The Sharpe ratio – a measure of risk-adjusted performance – is 0.76 for hedge funds for the examined period, compared to 0.23 for global stocks, 0.68 for global bonds and 0.16 for commodities. Meanwhile, the standard deviation of performance, at 7.2, is higher than for global bonds but lower than for equities and commodities, the study claims.
Other asset classes are measured using the MSCI World Total Return Index for global stocks, the JP Morgan Global Aggregate Bond Total Return Index for global bonds, and the S&P GSCO Commodity Total Return Index for commodities, all between January 1994 and October 2011.
Correlations between hedge funds and other asset classes are shown to rise during recessions in the report, but “only slightly,” the authors say, “suggesting that hedge funds do not threaten the stability of the financial system.”

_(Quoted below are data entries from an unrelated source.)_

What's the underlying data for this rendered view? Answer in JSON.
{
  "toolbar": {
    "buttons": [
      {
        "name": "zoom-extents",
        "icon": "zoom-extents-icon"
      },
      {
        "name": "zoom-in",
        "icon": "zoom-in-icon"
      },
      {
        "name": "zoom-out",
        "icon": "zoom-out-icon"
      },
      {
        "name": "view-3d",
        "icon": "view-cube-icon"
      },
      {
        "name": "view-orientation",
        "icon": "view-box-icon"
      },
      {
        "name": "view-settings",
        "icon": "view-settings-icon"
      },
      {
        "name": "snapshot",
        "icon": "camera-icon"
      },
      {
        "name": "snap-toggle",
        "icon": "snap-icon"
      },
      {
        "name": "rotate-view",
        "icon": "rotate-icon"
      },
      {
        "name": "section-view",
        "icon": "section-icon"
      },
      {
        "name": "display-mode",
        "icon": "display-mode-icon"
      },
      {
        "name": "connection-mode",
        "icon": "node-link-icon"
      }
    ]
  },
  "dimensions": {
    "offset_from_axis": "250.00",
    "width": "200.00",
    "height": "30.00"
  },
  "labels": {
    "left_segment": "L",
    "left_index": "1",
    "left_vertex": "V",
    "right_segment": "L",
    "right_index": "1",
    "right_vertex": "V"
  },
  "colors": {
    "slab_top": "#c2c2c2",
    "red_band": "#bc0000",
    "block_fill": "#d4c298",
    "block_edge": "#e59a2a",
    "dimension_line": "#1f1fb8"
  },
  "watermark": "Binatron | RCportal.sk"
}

Using regression analysis of hedge fund excess returns against the excess returns of other asset classes, the authors of the report find that “most of the hedge fund performance is explained by alpha, not beta (that is exposure to systemic risk).” They estimate that around 76 per cent of hedge fund performance is due to alpha.